  • Flowers:Greenish-yellow flowers grow in terminal panicles
  • Plant Class:Perennial Shrub
  • Leaves: Blue green, slightly silvered, musky odor
  • Fruit:
  • Preferred Habitat: Hot and dry soil conditions
  • Flowering Season:
  • Distribution:Native to southern Europe, and Mediterranean countries.

How to Grow Rue

Rue is also grown as an ornamental plant, both as a low hedge and so the leaves can be used in nosegays. Most cats dislike the smell of it and therefore it can be used as a deterrent to them


History and Traditions & Folklore

One of the oldest and garden plants cultivated for medicinal use introduced in England by the Romans, much used by the Ancients - regarded from the earliest times as successful in warding off contagion and the attacks of fleas and other noxious insects - one of the ingredients of the famous 'Vinegar of the Four Thieves'.

The Greeks regarded it as an antimagical herb.
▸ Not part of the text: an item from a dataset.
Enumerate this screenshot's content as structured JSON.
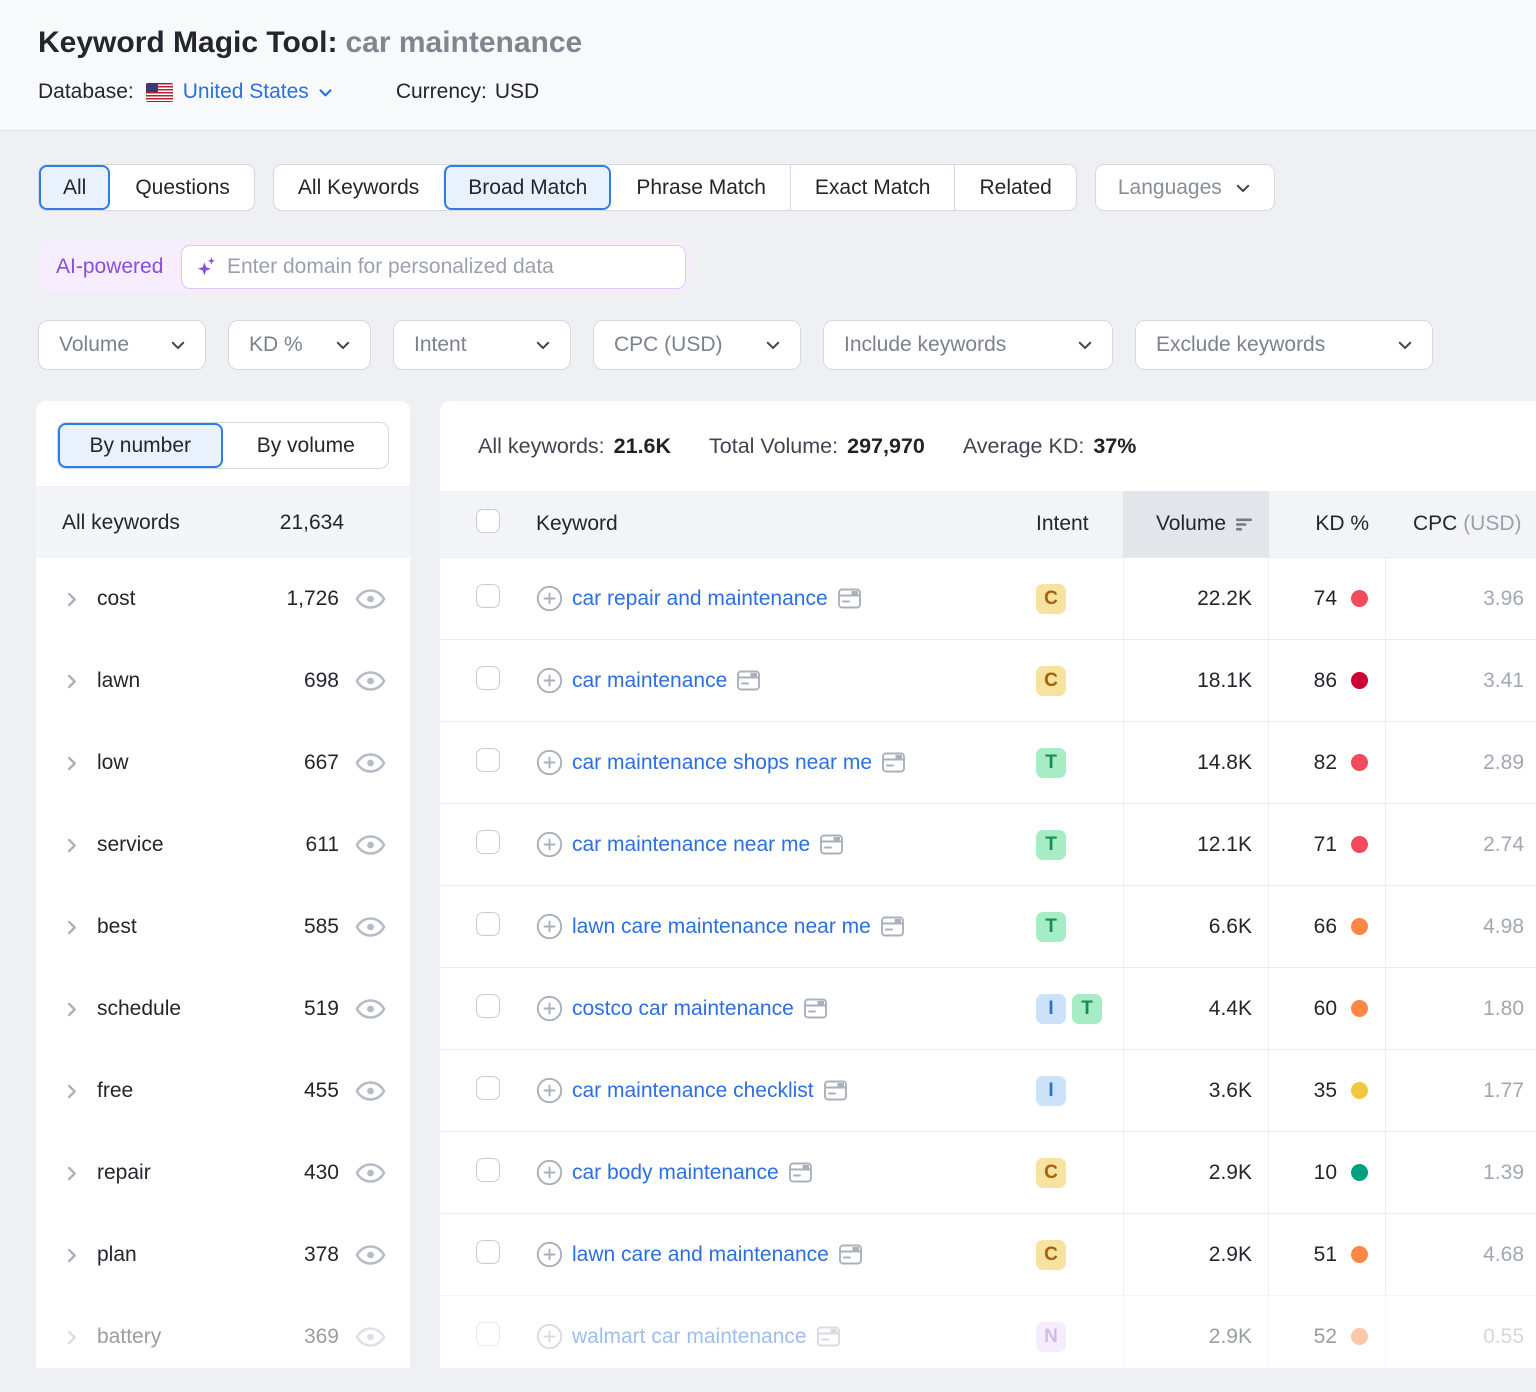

In the Middle ages and later, it was considered a powerful defense against witches, and was used in many spells. Rue is often used in Wiccan rituals of warding off evil influences. It was also thought to bestow second sight. The common name "Herb of Grace" reflects the time when a brush of Rue was used to sprinkle the holy water in the ceremony "Asperges" before High Mass.

Rue was once believed to improve the eyesight and creativity, and no less personages than Michelangelo and Leonardo Da Vinci regularly ate the small, trefoil leaves to increase their own. The legend of rue lives on in playing cards, where the symbol for the suit of clubs is said to be modeled on a leaf of rue.


It is an herb of the Sun, and under Leo. It provokes urine and women's courses, being taken either in meat or drink. The seed thereof taken in wine, is an antidote against all dangerous medicines or deadly poisons. The leaves taken either by themselves, or with figs and walnuts, is called Mithridate's counter-poison against the plague, and causes all venomous things to become harmless
Nicholas Culpeper, 1653

References:
books citedWorks Cited
  1. Gernot Katzer
  2. Duke,James, Ph.D. "The Green Pharmacy Herbal Handbook"
  3. Hoffmann, David (2010-12-15). Medical Herbalism: The Science and Practice of Herbal Medicine (p. 105). Healing Arts Press.